An array of traditional Hong Kong-style street snacks is available in the arcade. Cart noodles, egg waffles, dumplings and mango mochi have given Tai On Building its new status as a “foodie paradise”. Regardless of the hour, the dimly lit halls bustle with hungry locals.
Watch: Tai On Building – a gem in Sai Wan Ho
Peter Lai Chiu-hung, owner of Hung Kee Top Quality Egg Waffles, has operated in Tai On Building for nine years.
“Tai On Building gave me a chance,” said Lai. “The people living upstairs bring steady business that lets me sustain my stall even when the weather dissuades outsiders from venturing into the building.”
Renes Ng Ka-wai opened his restaurant, Siu Shing Chi Mei, in May.
“I was attracted to Tai On Building because of the constant flow of people,” Ng said. “The culture within the building is very unique in Hong Kong today. The family nature makes me feel at home.”
For many people, Chungking Mansions in Tsim Sha Tsui is a prime example of a building that serves as a microcosm of the community it conceals within. However, this “world inside a building” phenomenon is not unique.
While there are an estimated 5,000 such “composite buildings” in the city, there are no more than a couple hundred structures that – like Tai On Building – have more than 15 storeys, said Dr Lee Ho-yin, associate professor and head of the division of architectural conservation at the University of Hong Kong.
These self-sustaining “mini-communities” began sprouting up as part of a “distinctive vernacular typology” associated with the 1960s, University of Hong Kong adjunct professor Lynne DiStefano said.
Composite buildings arose as the government’s method of supporting a swelling population and boosting the economy amid an influx of mainland Chinese immigrants in the wake of the second world war and the 1949 revolution.
“The government allowed people to work and live in the same unit at the same time,” Lee said. “This means these buildings were not only self-sufficient communities, but mini-economic entities.

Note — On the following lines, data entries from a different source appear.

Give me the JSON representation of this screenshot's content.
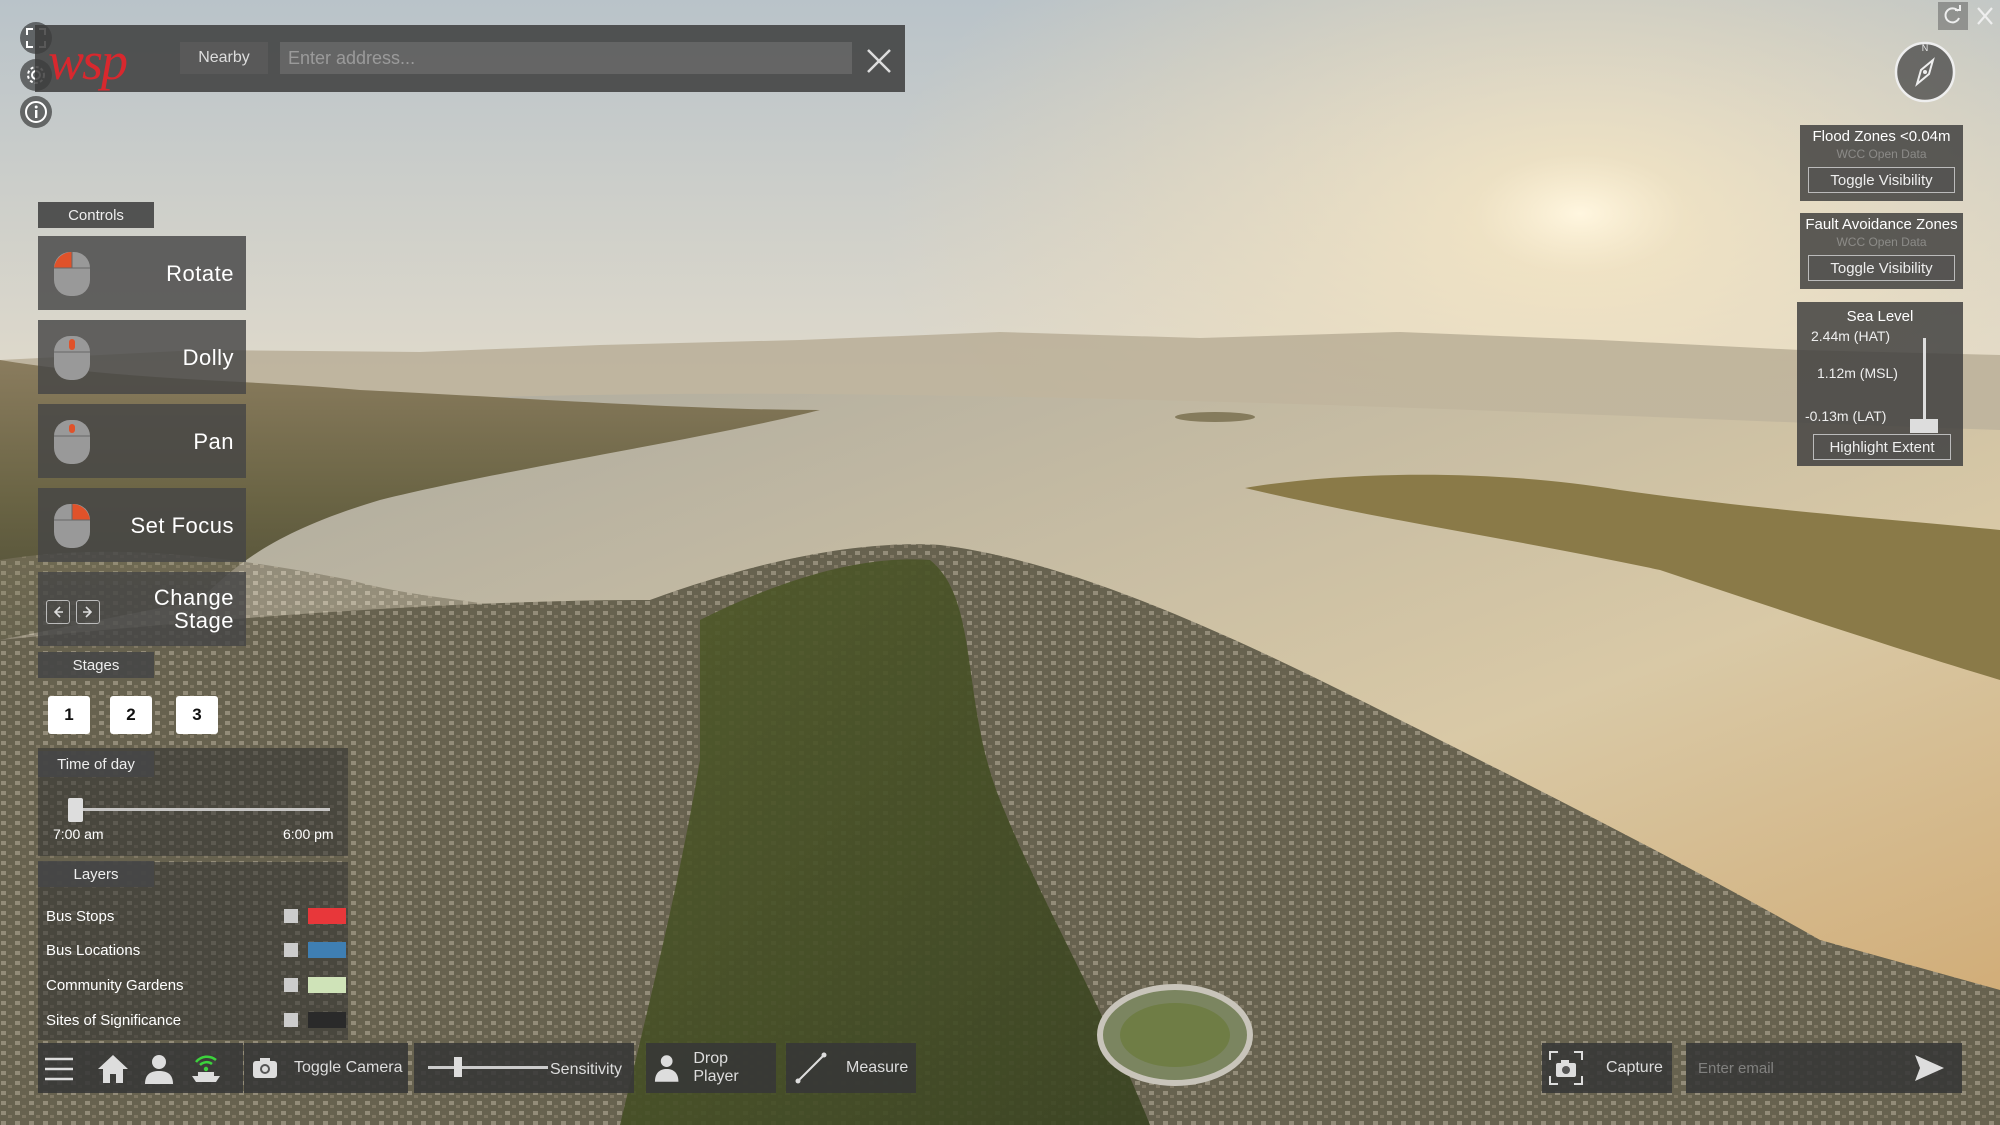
{
  "search": {
    "logo_text": "wsp",
    "nearby_label": "Nearby",
    "address_placeholder": "Enter address..."
  },
  "controls": {
    "section_label": "Controls",
    "items": [
      {
        "label": "Rotate"
      },
      {
        "label": "Dolly"
      },
      {
        "label": "Pan"
      },
      {
        "label": "Set Focus"
      },
      {
        "label_line1": "Change",
        "label_line2": "Stage"
      }
    ]
  },
  "stages": {
    "section_label": "Stages",
    "buttons": [
      "1",
      "2",
      "3"
    ]
  },
  "time_of_day": {
    "section_label": "Time of day",
    "start_label": "7:00 am",
    "end_label": "6:00 pm",
    "value_fraction": 0.0
  },
  "layers": {
    "section_label": "Layers",
    "items": [
      {
        "name": "Bus Stops",
        "color": "#e8373a"
      },
      {
        "name": "Bus Locations",
        "color": "#3f7fb3"
      },
      {
        "name": "Community Gardens",
        "color": "#cfe3b8"
      },
      {
        "name": "Sites of Significance",
        "color": "#2a2a2a"
      }
    ]
  },
  "toolbar": {
    "toggle_camera_label": "Toggle Camera",
    "sensitivity_label": "Sensitivity",
    "sensitivity_fraction": 0.25,
    "drop_player_label": "Drop Player",
    "measure_label": "Measure",
    "capture_label": "Capture",
    "email_placeholder": "Enter email"
  },
  "right_panels": {
    "flood": {
      "title": "Flood Zones <0.04m",
      "source": "WCC Open Data",
      "button": "Toggle Visibility"
    },
    "fault": {
      "title": "Fault Avoidance Zones",
      "source": "WCC Open Data",
      "button": "Toggle Visibility"
    },
    "sea_level": {
      "title": "Sea Level",
      "levels": [
        "2.44m (HAT)",
        "1.12m (MSL)",
        "-0.13m (LAT)"
      ],
      "button": "Highlight Extent",
      "value_fraction": 0.0
    }
  },
  "compass_letter": "N"
}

Residents theoretically did not ever have to leave the building.”
However, in 1966, concerns over hygiene and health prompted the government to order changes to the way property could be developed. By the early 1970s, developers stopped constructing composite buildings.
“Self-sustaining communities like Tai On Building and Chungking Mansions are a phenomenon unique to Hong Kong,” Lee added. “They were a temporary solution created to deal with a specific problem at a certain moment of Hong Kong’s history.

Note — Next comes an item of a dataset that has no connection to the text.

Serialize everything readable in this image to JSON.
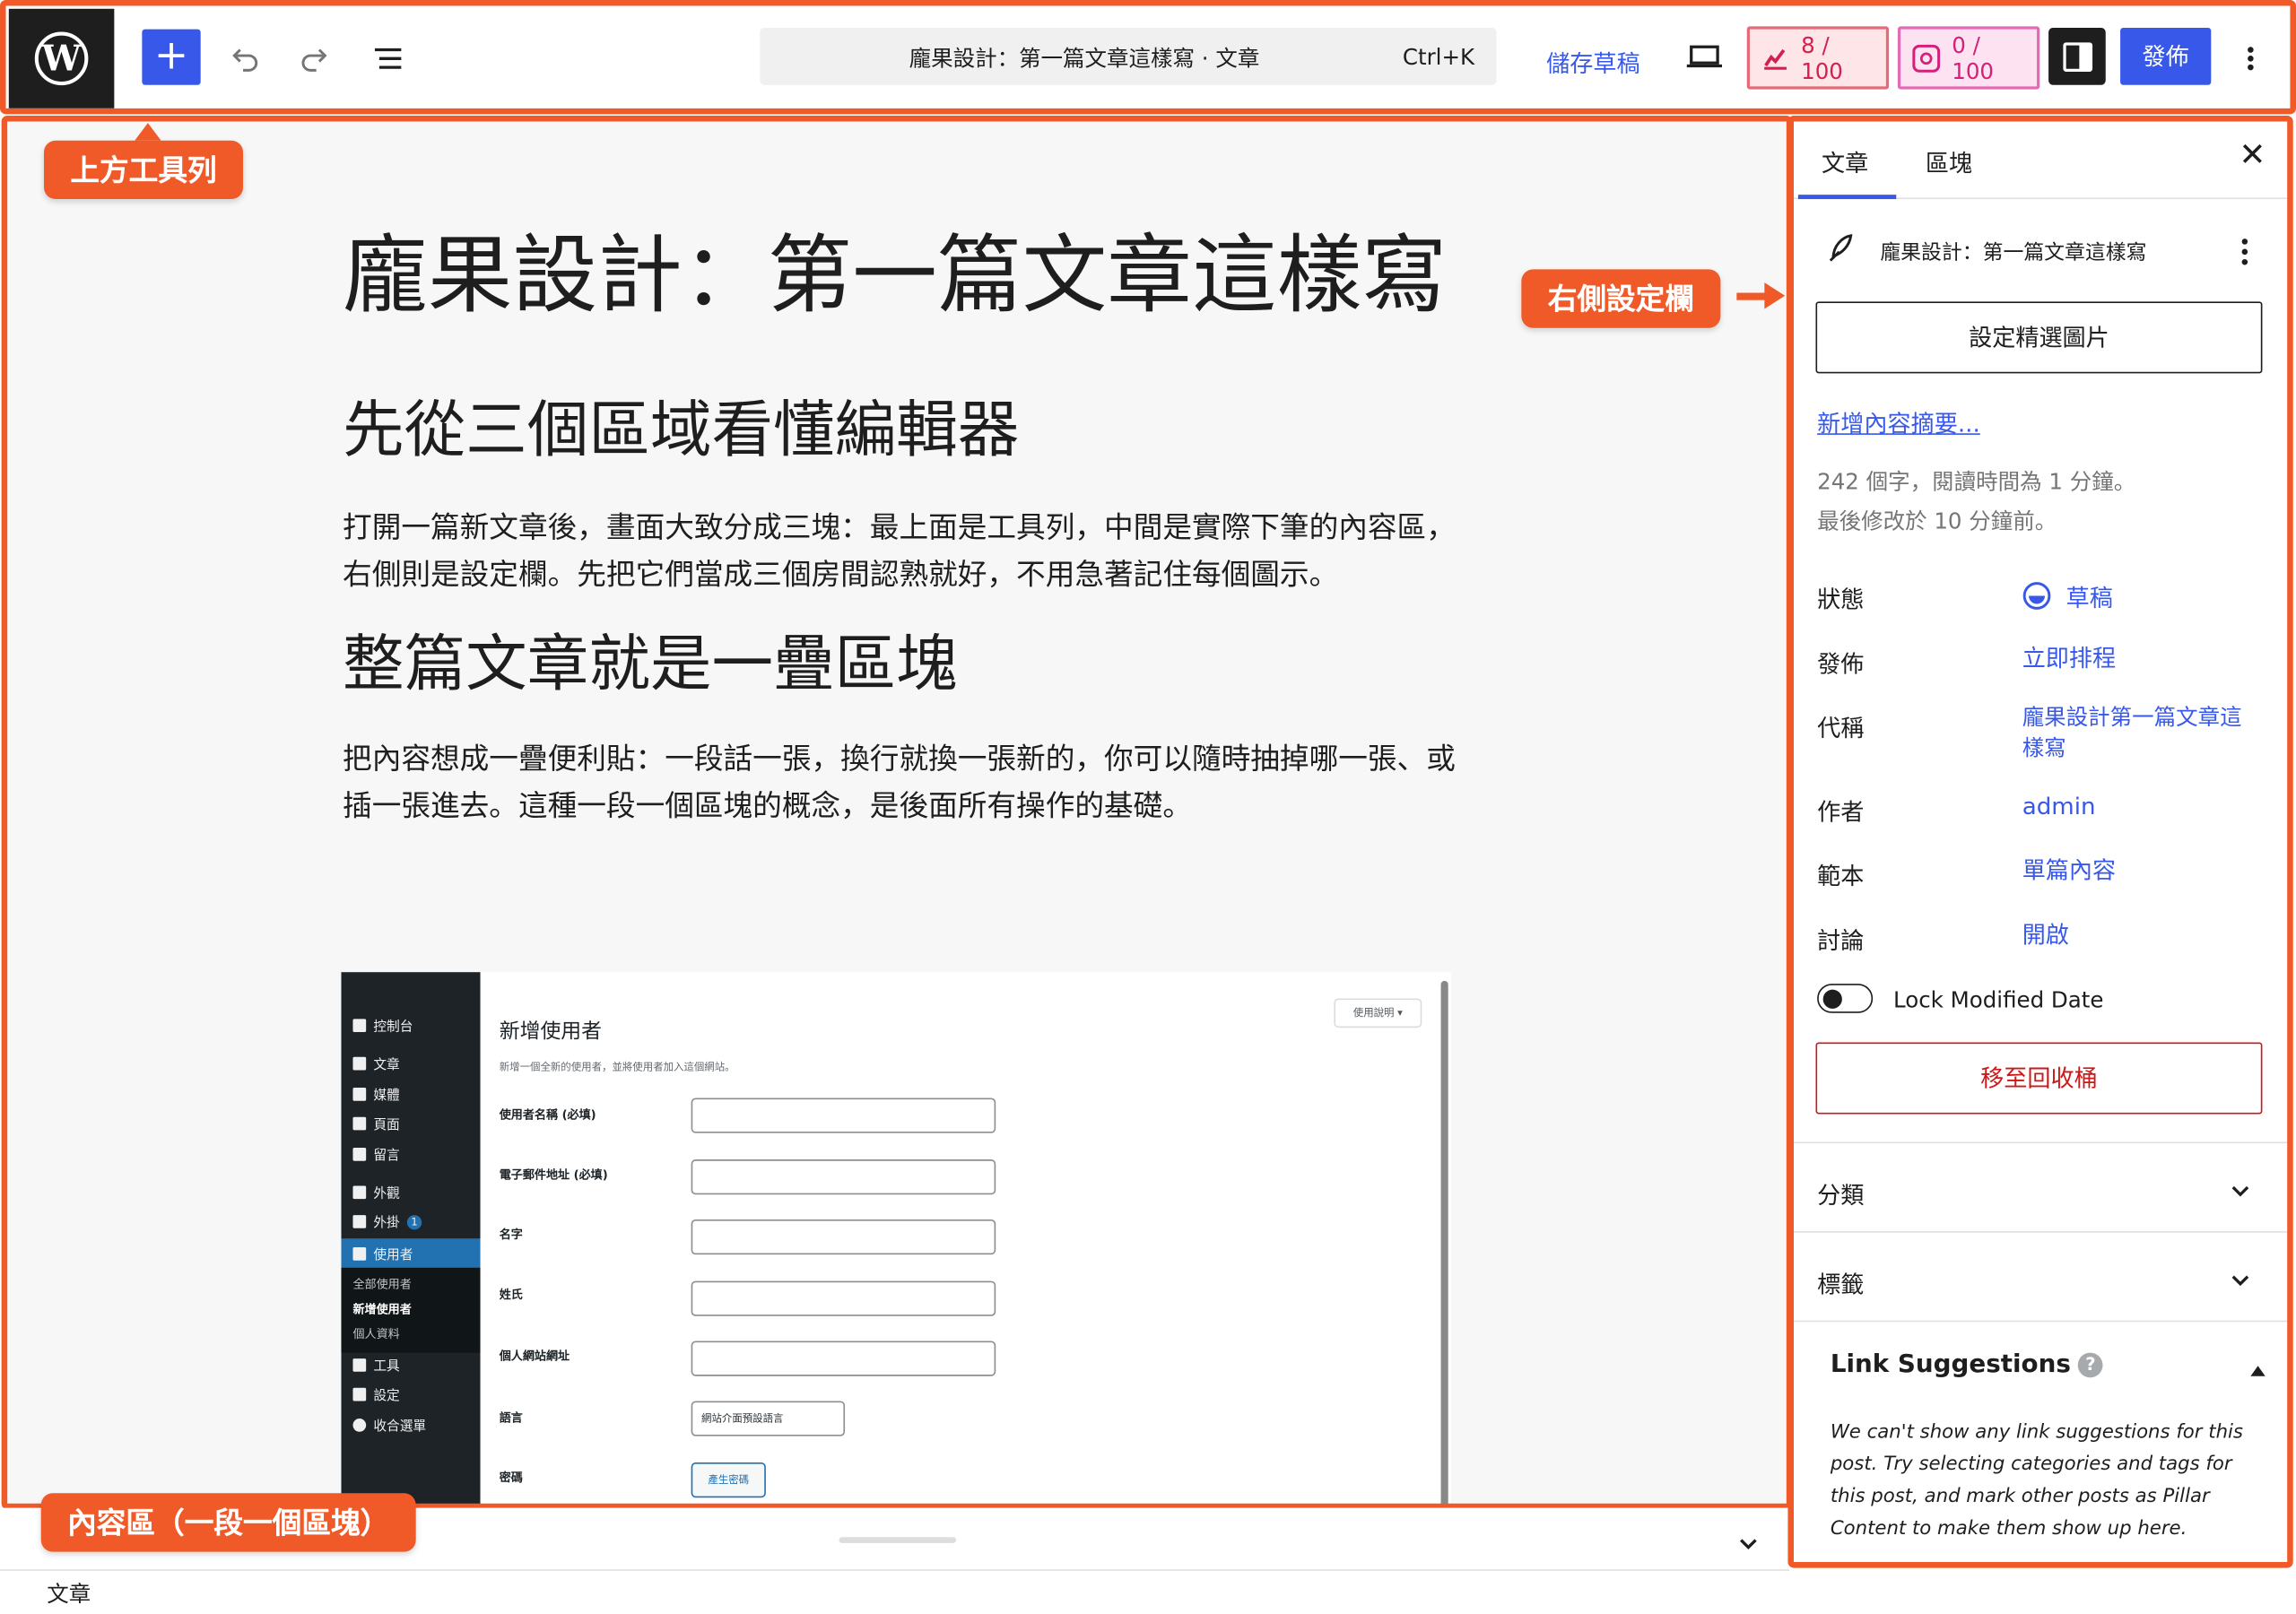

“In today’s Hong Kong, places like this, where whole communities live within a building and have a genuine culture of connectedness are rare,” restaurant operator Renes Ng said. “They are being replaced with megamalls and new housing developments.”
While developers continue to rebuild the city’s skyline, nostalgia for icons of old Hong Kong could stop the demise of relics like Tai On Building.
“For a long while, I think outside people neglected the stores downstairs. Serving only the residents of the building was not enough to sustain business,” resident Yeung Ling-ka said. “Then a few years ago, business picked up again. I think the internet helped a lot with raising awareness. A lot of the newcomers are young people and tourists.”
The Sai Wan Ho landmark continues to attract attention for its unique architecture and delectable snacks. Perhaps this way, Tai On Building serves as a sign that such structures can be protected.
“It is a phenomenon that is worth maintaining,” Lee said. “This architecture is something really local. The 1960s composite buildings against the backdrop of high-rise towers and mega architecture are unique in the world.”